Remember begging your mom to glue back the heads of your Barbie dolls that your brother liked to detach after a rip-roaring fight? Or sewing back the head of your favourite teddy bear that suffered under the hand of the family dog, who didn’t know how to differentiate between his toys and yours? That’s the good thing about toys, it doesn’t take much to fix it. Lost a hand? A leg? A head? No problem, a little gum and thread, and voilà! It’s fixed. Now, trying to ‘fix-up’ a human… that’s another story.
Recently, a group of doctors in China reported to have successfully transplanted a human head… on a corpse. This is reported to be the first time such a surgery has been carried out, and because of this, medical experts everywhere are getting riled up by the news, claiming it to be impossible.
According to Daily Mail, the transplant was announced by Sergio Canavero, an Italian professor and Director of the Turin Advanced Neuromodulation Group, at a news conference in Vienna last Friday. Now let’s just remember that the surgery was not conducted on a cotton-stuffed teddy bear, or the empty plastic heads of Barbie dolls. No, the surgery was conducted on a human corpse – talk about plot twist.
The complicated procedure was carried out by a team led by Ren Xiaoping, a surgeon at Harbin Medical University. Scientists have been tipping their toes around the idea for about as long as organ transplantation has been around. Canavero himself has been boasting about the idea of human head transplants since 2015.
The transplant was completed in Harbin, Heilongjiang province. During the 18-hour operation, Ren and his assistants successfully reconnected a severed head with the spine, nerves and blood vessels of a body, Ren told Science and Technology Daily on Sunday.
“The first human transplant on human cadavers has been done,” said Canavero according to the Telegraph. “A full head swap between brain-dead organ donors is the next stage. And that is the final step for the formal head transplant for a medical condition which is imminent.”
In a phone interview today, Canavero told USA Today that the operation will take place in China because the scientific establishment and authorities of Europe and the US were unsupportive of the procedure.
“The Americans did not understand,” he said. “Chinese President Xi Jinping wants to restore China to greatness. He wants to make it the sole superpower in the world. I believe he is doing it.”
Ren and Canavero have partnered in the past few years to attempt a head transplant. The surgery transplants a healthy human body, normally donated by a person who was brain dead, to the head of a patient whose brain was healthy at the time of death but whose body was in some way damaged.

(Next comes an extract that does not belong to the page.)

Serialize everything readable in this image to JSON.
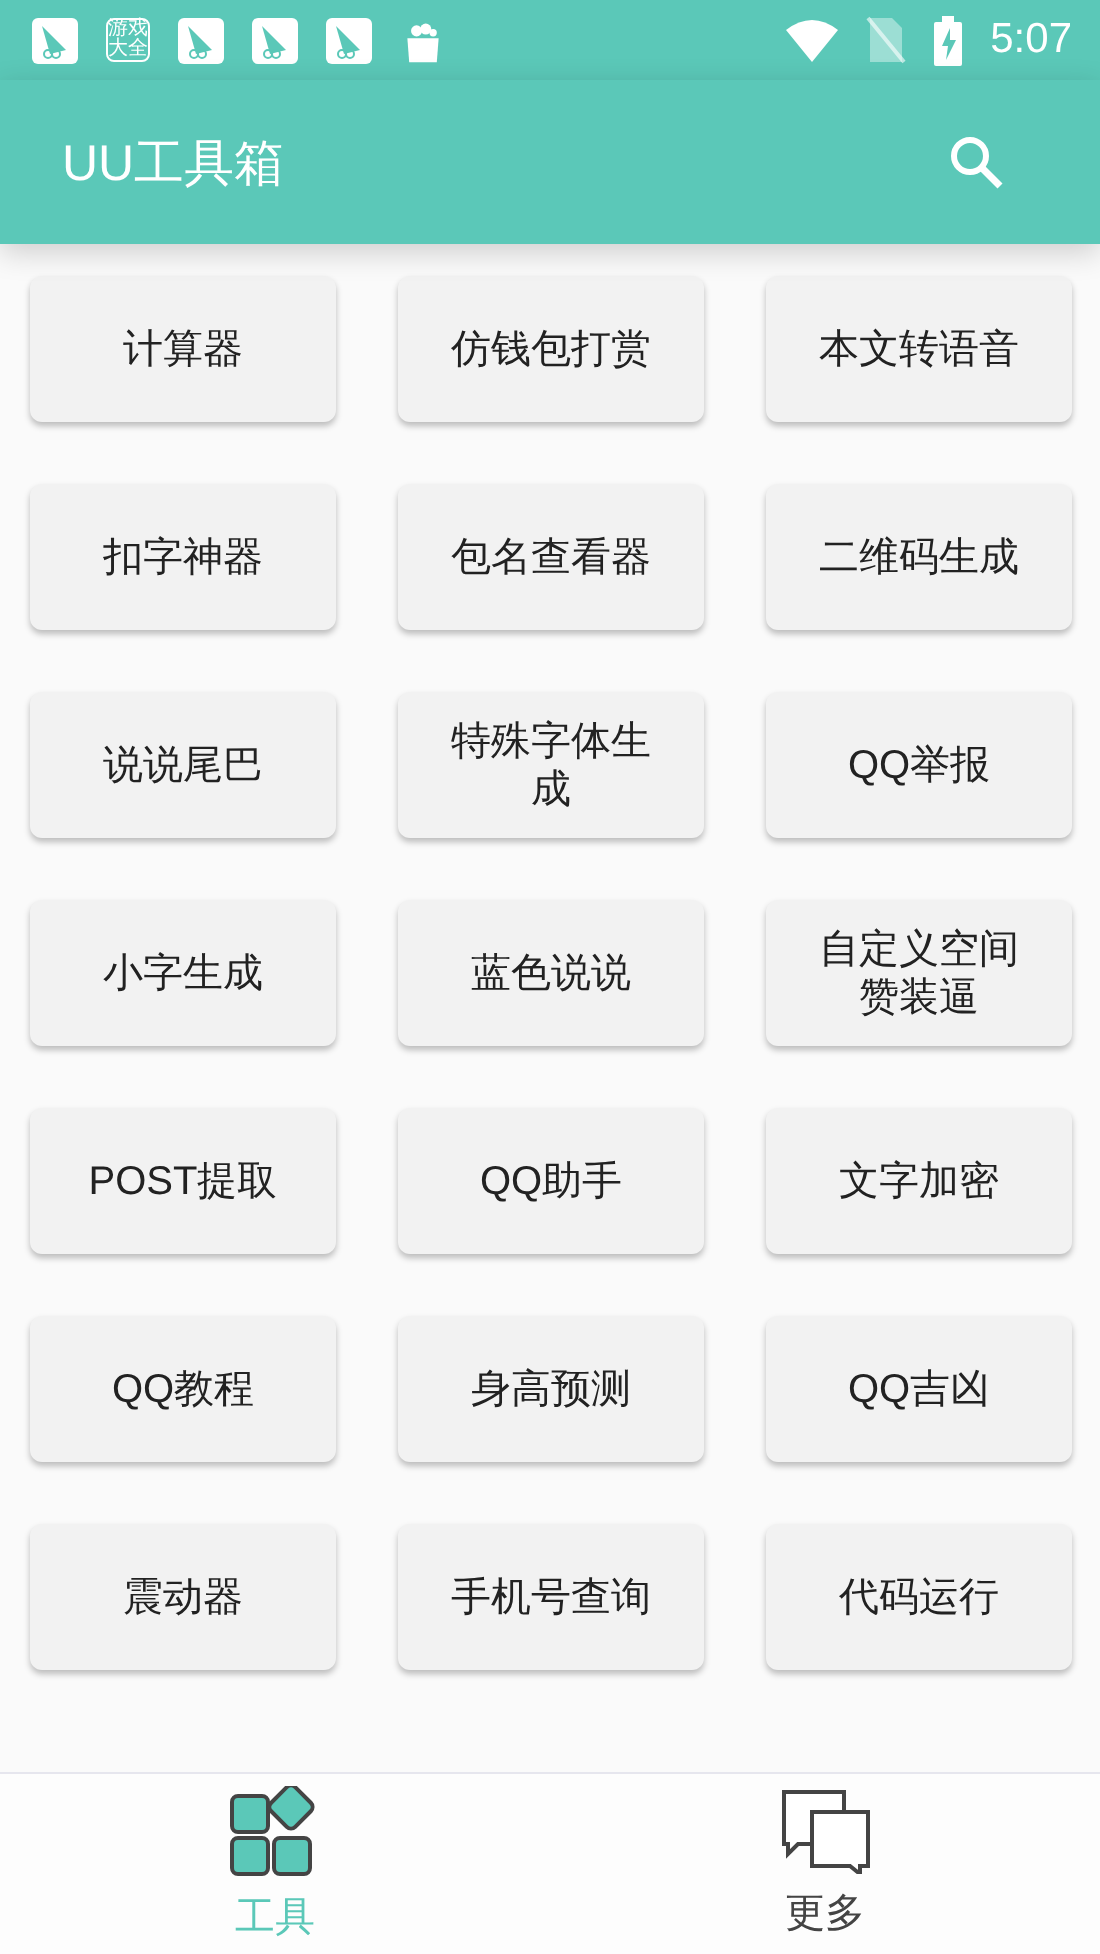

Canavero said his team has “rehearsed” his technique with human corpses in China, but there are otherwise no known human trials. He said the 18-hour operation on two corpses showed it was possible to reconnect the spinal cord and blood vessels. Before the full transplant takes place, two brain-dead patients will undergo the surgery.
According to Ren, they grafted a monkey’s head onto the body of another monkey last year, and the animal lived for 20 hours after the operation.
“The operation is of great significance,” Ren was quoted as saying. “Head transplants are unprecedented in human medical history. There are a lot of challenges to be addressed to complete the surgery … and we have made an innovative plan.”
With this, the controversy has sparked debates from medical experts all around. According to Arthur Caplan, founding head of the division of medical ethics at NYU School of Medicine, the procedure is ludicrous.
“I work with our group here that does face transplants at NYU, and we can barely make those work, a head transplant, to people here, is ludicrous. We can barely keep the face from being rejected, much less all the tissues of the head.” Caplan said in an interview with Futurism.
“It’s despicable and dangerous for real science,” said Caplan. “I say that because it’s basically been announcements by press release. He’s set up shop in China because no one else in the world has any credence in what he’s doing. He hasn’t demonstrated in animals that he can do what he says he can do, and there’s no reason not to.”
Assya Pascalev, a biomedical ethicist at Howard University in Washington, D.C. added in an interview with USA Today that she was worried about the issues that would occur if the surgery succeeded.
“It’s not just about a head adjusting to a new body. We might be dealing with a whole new person.” said Pascalev.
What do you think about head transplants? Are we the only ones thinking about Frankenstein? Leave your thoughts in the comment section!